=== Task requirements ===
An image-free reproduction of the data below is needed: print it exactly.

───

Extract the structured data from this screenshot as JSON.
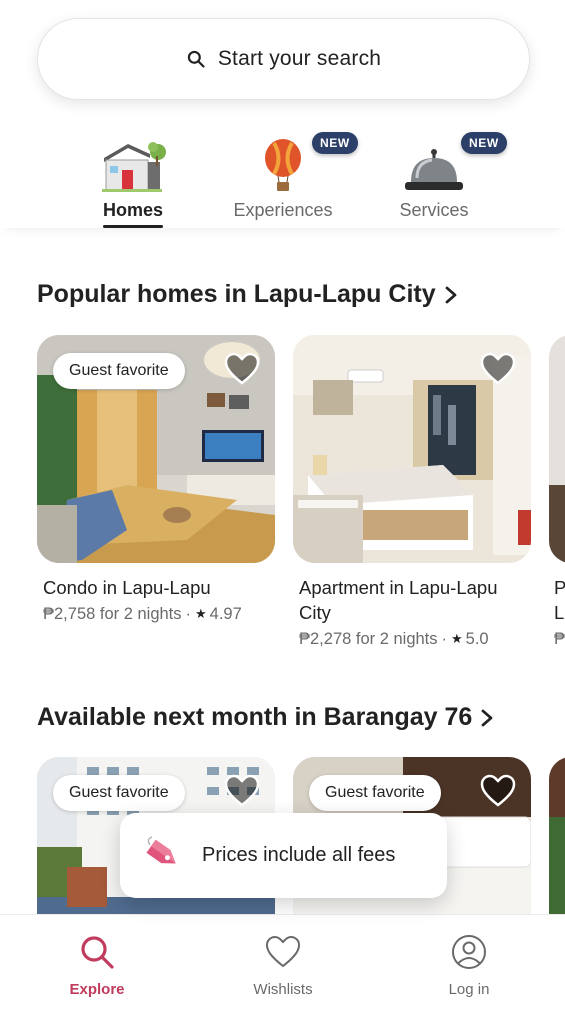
{
  "search": {
    "label": "Start your search"
  },
  "tabs": [
    {
      "label": "Homes",
      "active": true,
      "badge": ""
    },
    {
      "label": "Experiences",
      "active": false,
      "badge": "NEW"
    },
    {
      "label": "Services",
      "active": false,
      "badge": "NEW"
    }
  ],
  "sections": [
    {
      "title": "Popular homes in Lapu-Lapu City",
      "cards": [
        {
          "badge": "Guest favorite",
          "title": "Condo in Lapu-Lapu",
          "price": "₱2,758 for 2 nights",
          "rating": "4.97"
        },
        {
          "badge": "",
          "title": "Apartment in Lapu-Lapu City",
          "price": "₱2,278 for 2 nights",
          "rating": "5.0"
        },
        {
          "title_partial": "P",
          "title_partial_2": "L",
          "price_partial": "₱"
        }
      ]
    },
    {
      "title": "Available next month in Barangay 76",
      "cards": [
        {
          "badge": "Guest favorite"
        },
        {
          "badge": "Guest favorite"
        }
      ]
    }
  ],
  "toast": {
    "text": "Prices include all fees"
  },
  "bottom_nav": [
    {
      "label": "Explore",
      "active": true,
      "icon": "search-icon"
    },
    {
      "label": "Wishlists",
      "active": false,
      "icon": "heart-icon"
    },
    {
      "label": "Log in",
      "active": false,
      "icon": "profile-icon"
    }
  ],
  "colors": {
    "accent": "#c13b5d",
    "badge_navy": "#2b3f68",
    "text_primary": "#222222",
    "text_secondary": "#6a6a6a"
  }
}
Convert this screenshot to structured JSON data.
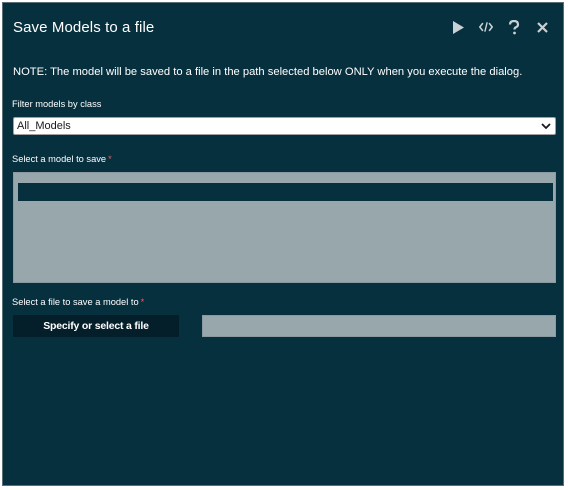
{
  "dialog": {
    "title": "Save Models to a file",
    "toolbar": {
      "run_icon": "play-icon",
      "code_icon": "code-icon",
      "help_icon": "question-icon",
      "close_icon": "close-icon"
    },
    "note": "NOTE: The model will be saved to a file in the path selected below ONLY when you execute the dialog."
  },
  "filter": {
    "label": "Filter models by class",
    "selected": "All_Models"
  },
  "model_select": {
    "label": "Select a model to save",
    "required_mark": "*",
    "items": [
      ""
    ]
  },
  "file_select": {
    "label": "Select a file to save a model to",
    "required_mark": "*",
    "button_label": "Specify or select a file",
    "value": ""
  },
  "colors": {
    "background": "#07303f",
    "listbox": "#98a7ac",
    "button": "#041e2a",
    "required": "#e06060"
  }
}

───

=== Response box ===
Extract the structured data from this screenshot as JSON.
{
  "search": {
    "label": "Start your search"
  },
  "tabs": [
    {
      "label": "Homes",
      "active": true,
      "badge": ""
    },
    {
      "label": "Experiences",
      "active": false,
      "badge": "NEW"
    },
    {
      "label": "Services",
      "active": false,
      "badge": "NEW"
    }
  ],
  "sections": [
    {
      "title": "Popular homes in Lapu-Lapu City",
      "cards": [
        {
          "badge": "Guest favorite",
          "title": "Condo in Lapu-Lapu",
          "price": "₱2,758 for 2 nights",
          "rating": "4.97"
        },
        {
          "badge": "",
          "title": "Apartment in Lapu-Lapu City",
          "price": "₱2,278 for 2 nights",
          "rating": "5.0"
        },
        {
          "title_partial": "P",
          "title_partial_2": "L",
          "price_partial": "₱"
        }
      ]
    },
    {
      "title": "Available next month in Barangay 76",
      "cards": [
        {
          "badge": "Guest favorite"
        },
        {
          "badge": "Guest favorite"
        }
      ]
    }
  ],
  "toast": {
    "text": "Prices include all fees"
  },
  "bottom_nav": [
    {
      "label": "Explore",
      "active": true,
      "icon": "search-icon"
    },
    {
      "label": "Wishlists",
      "active": false,
      "icon": "heart-icon"
    },
    {
      "label": "Log in",
      "active": false,
      "icon": "profile-icon"
    }
  ],
  "colors": {
    "accent": "#c13b5d",
    "badge_navy": "#2b3f68",
    "text_primary": "#222222",
    "text_secondary": "#6a6a6a"
  }
}
Convert this screenshot to structured JSON data.
{
  "dialog": {
    "title": "Save Models to a file",
    "toolbar": {
      "run_icon": "play-icon",
      "code_icon": "code-icon",
      "help_icon": "question-icon",
      "close_icon": "close-icon"
    },
    "note": "NOTE: The model will be saved to a file in the path selected below ONLY when you execute the dialog."
  },
  "filter": {
    "label": "Filter models by class",
    "selected": "All_Models"
  },
  "model_select": {
    "label": "Select a model to save",
    "required_mark": "*",
    "items": [
      ""
    ]
  },
  "file_select": {
    "label": "Select a file to save a model to",
    "required_mark": "*",
    "button_label": "Specify or select a file",
    "value": ""
  },
  "colors": {
    "background": "#07303f",
    "listbox": "#98a7ac",
    "button": "#041e2a",
    "required": "#e06060"
  }
}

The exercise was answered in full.